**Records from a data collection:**
☆ ☆ ☆ ☆ ☆ ☆ ☆

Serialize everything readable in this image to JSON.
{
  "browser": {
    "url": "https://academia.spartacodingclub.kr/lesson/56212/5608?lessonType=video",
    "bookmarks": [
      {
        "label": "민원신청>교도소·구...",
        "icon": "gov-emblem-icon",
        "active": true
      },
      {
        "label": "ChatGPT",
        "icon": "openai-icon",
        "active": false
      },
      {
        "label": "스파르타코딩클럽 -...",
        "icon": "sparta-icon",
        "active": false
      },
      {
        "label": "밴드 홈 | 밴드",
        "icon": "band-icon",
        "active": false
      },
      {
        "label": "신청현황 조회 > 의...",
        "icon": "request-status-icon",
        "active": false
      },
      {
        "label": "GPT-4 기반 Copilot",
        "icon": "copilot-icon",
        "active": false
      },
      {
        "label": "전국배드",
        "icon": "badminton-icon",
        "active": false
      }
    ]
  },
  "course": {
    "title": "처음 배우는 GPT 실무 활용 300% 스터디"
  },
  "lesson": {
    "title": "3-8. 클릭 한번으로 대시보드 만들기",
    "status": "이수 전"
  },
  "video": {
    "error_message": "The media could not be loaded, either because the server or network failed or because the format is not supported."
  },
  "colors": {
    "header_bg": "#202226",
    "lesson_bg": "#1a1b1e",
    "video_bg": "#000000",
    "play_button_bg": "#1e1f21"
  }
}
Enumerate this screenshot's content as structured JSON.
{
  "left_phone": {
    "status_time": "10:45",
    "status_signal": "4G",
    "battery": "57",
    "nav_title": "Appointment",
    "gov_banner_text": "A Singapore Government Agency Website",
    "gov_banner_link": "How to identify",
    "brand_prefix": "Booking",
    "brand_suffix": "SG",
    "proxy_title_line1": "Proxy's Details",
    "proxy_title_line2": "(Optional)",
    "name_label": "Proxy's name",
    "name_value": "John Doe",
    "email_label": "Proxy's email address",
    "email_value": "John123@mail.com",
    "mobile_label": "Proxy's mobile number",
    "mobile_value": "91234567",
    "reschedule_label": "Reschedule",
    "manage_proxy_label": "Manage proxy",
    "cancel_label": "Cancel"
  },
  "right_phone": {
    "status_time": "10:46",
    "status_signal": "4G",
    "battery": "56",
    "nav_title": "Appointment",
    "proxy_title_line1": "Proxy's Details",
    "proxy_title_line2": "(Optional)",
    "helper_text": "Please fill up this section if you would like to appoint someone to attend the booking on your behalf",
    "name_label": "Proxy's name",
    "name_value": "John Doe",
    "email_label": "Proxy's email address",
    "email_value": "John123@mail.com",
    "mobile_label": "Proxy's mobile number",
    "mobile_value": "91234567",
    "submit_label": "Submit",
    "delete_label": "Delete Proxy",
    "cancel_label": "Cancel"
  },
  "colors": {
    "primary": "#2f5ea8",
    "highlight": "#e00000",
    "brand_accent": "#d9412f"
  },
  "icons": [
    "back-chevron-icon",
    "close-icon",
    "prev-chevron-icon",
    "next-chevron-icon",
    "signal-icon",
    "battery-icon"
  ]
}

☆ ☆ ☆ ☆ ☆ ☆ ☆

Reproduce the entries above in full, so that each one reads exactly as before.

Serialize everything readable in this image to JSON.
{
  "browser": {
    "url": "https://academia.spartacodingclub.kr/lesson/56212/5608?lessonType=video",
    "bookmarks": [
      {
        "label": "민원신청>교도소·구...",
        "icon": "gov-emblem-icon",
        "active": true
      },
      {
        "label": "ChatGPT",
        "icon": "openai-icon",
        "active": false
      },
      {
        "label": "스파르타코딩클럽 -...",
        "icon": "sparta-icon",
        "active": false
      },
      {
        "label": "밴드 홈 | 밴드",
        "icon": "band-icon",
        "active": false
      },
      {
        "label": "신청현황 조회 > 의...",
        "icon": "request-status-icon",
        "active": false
      },
      {
        "label": "GPT-4 기반 Copilot",
        "icon": "copilot-icon",
        "active": false
      },
      {
        "label": "전국배드",
        "icon": "badminton-icon",
        "active": false
      }
    ]
  },
  "course": {
    "title": "처음 배우는 GPT 실무 활용 300% 스터디"
  },
  "lesson": {
    "title": "3-8. 클릭 한번으로 대시보드 만들기",
    "status": "이수 전"
  },
  "video": {
    "error_message": "The media could not be loaded, either because the server or network failed or because the format is not supported."
  },
  "colors": {
    "header_bg": "#202226",
    "lesson_bg": "#1a1b1e",
    "video_bg": "#000000",
    "play_button_bg": "#1e1f21"
  }
}
Enumerate this screenshot's content as structured JSON.
{
  "left_phone": {
    "status_time": "10:45",
    "status_signal": "4G",
    "battery": "57",
    "nav_title": "Appointment",
    "gov_banner_text": "A Singapore Government Agency Website",
    "gov_banner_link": "How to identify",
    "brand_prefix": "Booking",
    "brand_suffix": "SG",
    "proxy_title_line1": "Proxy's Details",
    "proxy_title_line2": "(Optional)",
    "name_label": "Proxy's name",
    "name_value": "John Doe",
    "email_label": "Proxy's email address",
    "email_value": "John123@mail.com",
    "mobile_label": "Proxy's mobile number",
    "mobile_value": "91234567",
    "reschedule_label": "Reschedule",
    "manage_proxy_label": "Manage proxy",
    "cancel_label": "Cancel"
  },
  "right_phone": {
    "status_time": "10:46",
    "status_signal": "4G",
    "battery": "56",
    "nav_title": "Appointment",
    "proxy_title_line1": "Proxy's Details",
    "proxy_title_line2": "(Optional)",
    "helper_text": "Please fill up this section if you would like to appoint someone to attend the booking on your behalf",
    "name_label": "Proxy's name",
    "name_value": "John Doe",
    "email_label": "Proxy's email address",
    "email_value": "John123@mail.com",
    "mobile_label": "Proxy's mobile number",
    "mobile_value": "91234567",
    "submit_label": "Submit",
    "delete_label": "Delete Proxy",
    "cancel_label": "Cancel"
  },
  "colors": {
    "primary": "#2f5ea8",
    "highlight": "#e00000",
    "brand_accent": "#d9412f"
  },
  "icons": [
    "back-chevron-icon",
    "close-icon",
    "prev-chevron-icon",
    "next-chevron-icon",
    "signal-icon",
    "battery-icon"
  ]
}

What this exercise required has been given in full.